I think it depends on what brass you are reloading, and how dirty it gets.
When loading for revovlers and bolt action rifles, my brass never touched the ground at the range. And, I never felt an NEED to tumble it to make clean it enough or shiny.
Then I started shooting centerfire auto-loaders that spit my brass into the dirt or bounced it off of concrete pads at high velocity. And, I started finding other people's brass that was clogged with dirt. Washing that stuff often left detectable grit on the brass that had been slightly embedded by the velocity of impact or being stepped on by myself or others before I picked it up.

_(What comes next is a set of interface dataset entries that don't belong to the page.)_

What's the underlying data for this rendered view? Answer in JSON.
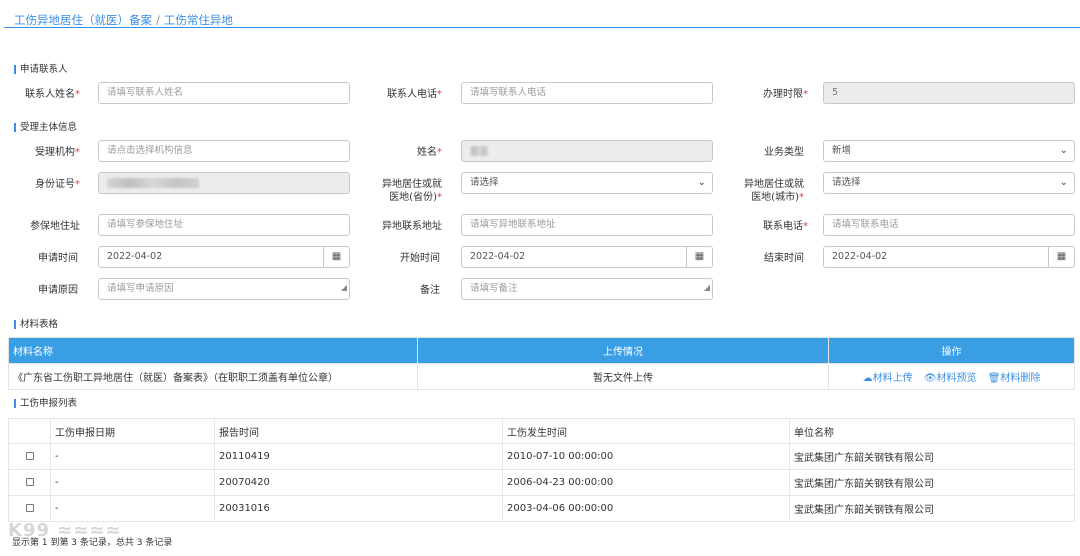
{
  "breadcrumb": {
    "item1": "工伤异地居住（就医）备案",
    "sep": "/",
    "item2": "工伤常住异地"
  },
  "sections": {
    "contact": "申请联系人",
    "subject": "受理主体信息",
    "materials": "材料表格",
    "injury": "工伤申报列表"
  },
  "form": {
    "contact_name_label": "联系人姓名",
    "contact_name_ph": "请填写联系人姓名",
    "contact_phone_label": "联系人电话",
    "contact_phone_ph": "请填写联系人电话",
    "deadline_label": "办理时限",
    "deadline_value": "5",
    "agency_label": "受理机构",
    "agency_ph": "请点击选择机构信息",
    "name_label": "姓名",
    "biz_type_label": "业务类型",
    "biz_type_value": "新增",
    "id_label": "身份证号",
    "province_label_1": "异地居住或就",
    "province_label_2": "医地(省份)",
    "province_value": "请选择",
    "city_label_1": "异地居住或就",
    "city_label_2": "医地(城市)",
    "city_value": "请选择",
    "insured_addr_label": "参保地住址",
    "insured_addr_ph": "请填写参保地住址",
    "remote_addr_label": "异地联系地址",
    "remote_addr_ph": "请填写异地联系地址",
    "phone_label": "联系电话",
    "phone_ph": "请填写联系电话",
    "apply_time_label": "申请时间",
    "apply_time_value": "2022-04-02",
    "start_time_label": "开始时间",
    "start_time_value": "2022-04-02",
    "end_time_label": "结束时间",
    "end_time_value": "2022-04-02",
    "reason_label": "申请原因",
    "reason_ph": "请填写申请原因",
    "remark_label": "备注",
    "remark_ph": "请填写备注",
    "required_mark": "*"
  },
  "materials": {
    "headers": [
      "材料名称",
      "上传情况",
      "操作"
    ],
    "row": {
      "name": "《广东省工伤职工异地居住（就医）备案表》（在职职工须盖有单位公章）",
      "status": "暂无文件上传",
      "upload": "材料上传",
      "preview": "材料预览",
      "delete": "材料删除"
    }
  },
  "injury": {
    "headers": [
      "",
      "工伤申报日期",
      "报告时间",
      "工伤发生时间",
      "单位名称"
    ],
    "rows": [
      {
        "date": "-",
        "report": "20110419",
        "occur": "2010-07-10 00:00:00",
        "unit": "宝武集团广东韶关钢铁有限公司"
      },
      {
        "date": "-",
        "report": "20070420",
        "occur": "2006-04-23 00:00:00",
        "unit": "宝武集团广东韶关钢铁有限公司"
      },
      {
        "date": "-",
        "report": "20031016",
        "occur": "2003-04-06 00:00:00",
        "unit": "宝武集团广东韶关钢铁有限公司"
      }
    ]
  },
  "footer": "显示第 1 到第 3 条记录，总共 3 条记录",
  "icons": {
    "calendar": "calendar-icon",
    "chevron": "chevron-down-icon",
    "upload": "upload-icon",
    "preview": "eye-icon",
    "delete": "trash-icon"
  },
  "colors": {
    "accent": "#3a8ee6",
    "header_bg": "#3a9ee4",
    "required": "#e4393c"
  }
}
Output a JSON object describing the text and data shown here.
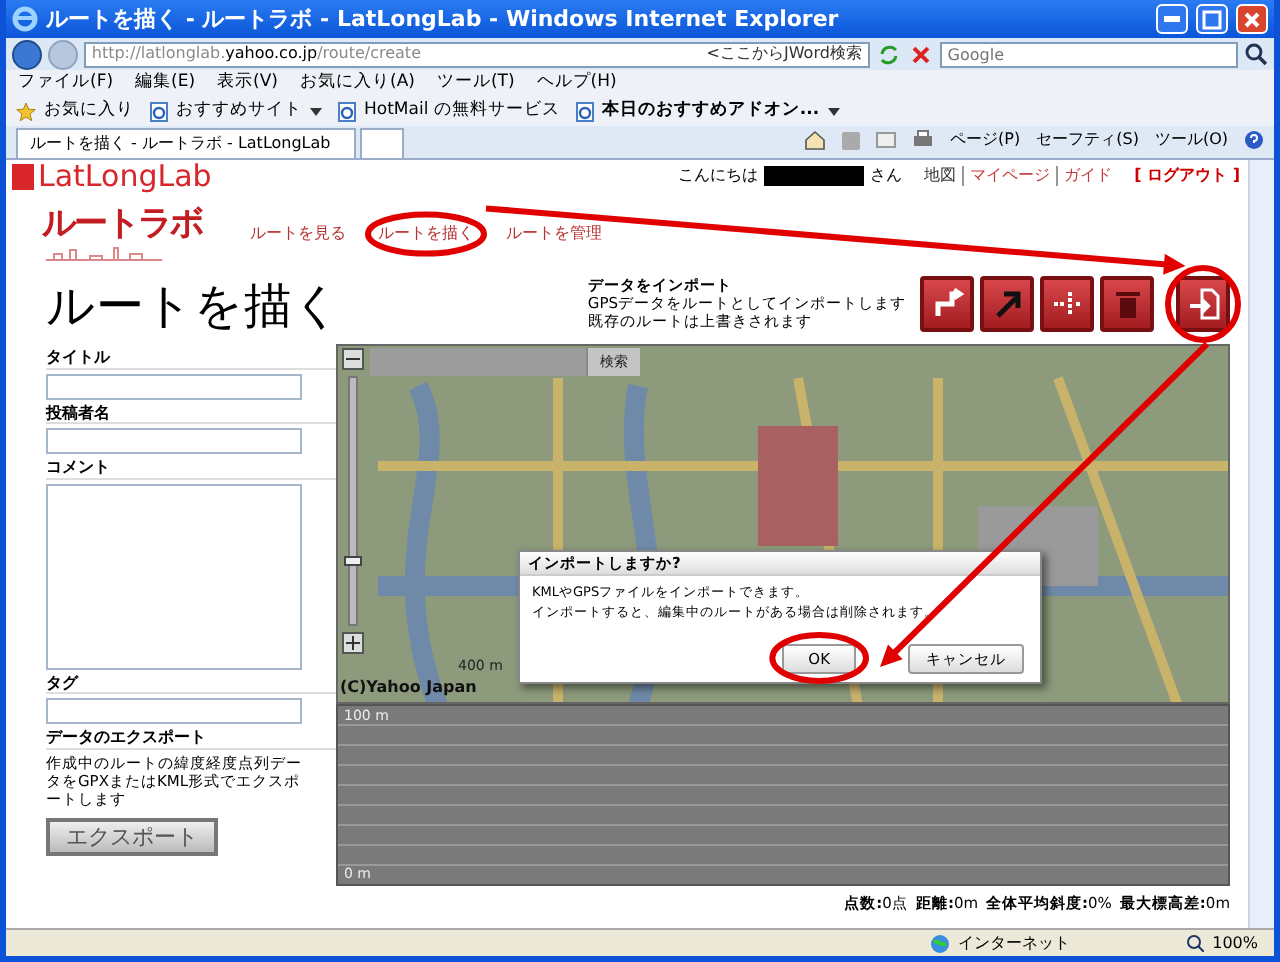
{
  "window": {
    "title": "ルートを描く - ルートラボ - LatLongLab - Windows Internet Explorer"
  },
  "address_bar": {
    "url_parts": [
      {
        "text": "http://latlonglab.",
        "emphasized": false
      },
      {
        "text": "yahoo.co.jp",
        "emphasized": true
      },
      {
        "text": "/route/create",
        "emphasized": false
      }
    ],
    "jword": "<ここからJWord検索",
    "search_placeholder": "Google"
  },
  "menu": [
    "ファイル(F)",
    "編集(E)",
    "表示(V)",
    "お気に入り(A)",
    "ツール(T)",
    "ヘルプ(H)"
  ],
  "favorites_bar": {
    "favorites": "お気に入り",
    "links": [
      {
        "label": "おすすめサイト",
        "dropdown": true,
        "bold": false
      },
      {
        "label": "HotMail の無料サービス",
        "dropdown": false,
        "bold": false
      },
      {
        "label": "本日のおすすめアドオン...",
        "dropdown": true,
        "bold": true
      }
    ]
  },
  "tab": {
    "label": "ルートを描く - ルートラボ - LatLongLab"
  },
  "command_bar": [
    "ページ(P)",
    "セーフティ(S)",
    "ツール(O)"
  ],
  "page": {
    "header": {
      "logo": "LatLongLab",
      "greeting": "こんにちは",
      "suffix": "さん",
      "links": [
        "地図",
        "マイページ",
        "ガイド"
      ],
      "logout": "[ ログアウト ]"
    },
    "site_logo": "ルートラボ",
    "nav": [
      "ルートを見る",
      "ルートを描く",
      "ルートを管理"
    ],
    "heading": "ルートを描く",
    "import_info": {
      "title": "データをインポート",
      "lines": [
        "GPSデータをルートとしてインポートします",
        "既存のルートは上書きされます"
      ]
    },
    "tools": [
      {
        "kind": "route"
      },
      {
        "kind": "arrow"
      },
      {
        "kind": "split"
      },
      {
        "kind": "trash"
      },
      {
        "kind": "import"
      }
    ],
    "form": [
      {
        "label": "タイトル",
        "kind": "input"
      },
      {
        "label": "投稿者名",
        "kind": "input"
      },
      {
        "label": "コメント",
        "kind": "textarea"
      },
      {
        "label": "タグ",
        "kind": "input"
      }
    ],
    "export": {
      "title": "データのエクスポート",
      "description": "作成中のルートの緯度経度点列データをGPXまたはKML形式でエクスポートします",
      "button": "エクスポート"
    },
    "map": {
      "search_button": "検索",
      "zoom_slider": {
        "level": 0.25
      },
      "scale": "400 m",
      "copyright": "(C)Yahoo Japan"
    },
    "dialog": {
      "title": "インポートしますか?",
      "lines": [
        "KMLやGPSファイルをインポートできます。",
        "インポートすると、編集中のルートがある場合は削除されます。"
      ],
      "buttons": [
        "OK",
        "キャンセル"
      ]
    },
    "elevation": {
      "top_label": "100 m",
      "bottom_label": "0 m"
    },
    "stats": [
      {
        "label": "点数:",
        "value": "0点"
      },
      {
        "label": "距離:",
        "value": "0m"
      },
      {
        "label": "全体平均斜度:",
        "value": "0%"
      },
      {
        "label": "最大標高差:",
        "value": "0m"
      }
    ]
  },
  "status_bar": {
    "zone": "インターネット",
    "zoom": "100%"
  },
  "annotations": [
    {
      "kind": "arrow"
    },
    {
      "kind": "circle"
    },
    {
      "kind": "circle"
    },
    {
      "kind": "arrow"
    },
    {
      "kind": "circle"
    }
  ]
}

I do not want grit in my dies or guns. So, I tried washing, then tumbling in walnut, but still found that I needed to do careful inspection for embedded grit. That was time consuming. So, eventually I went to wet tumbling with stainless steel pins. That takes the grit off for sure, so that I don't need to feel each piece of brass for grit. It is also very easy to do, but a tad pricey to start.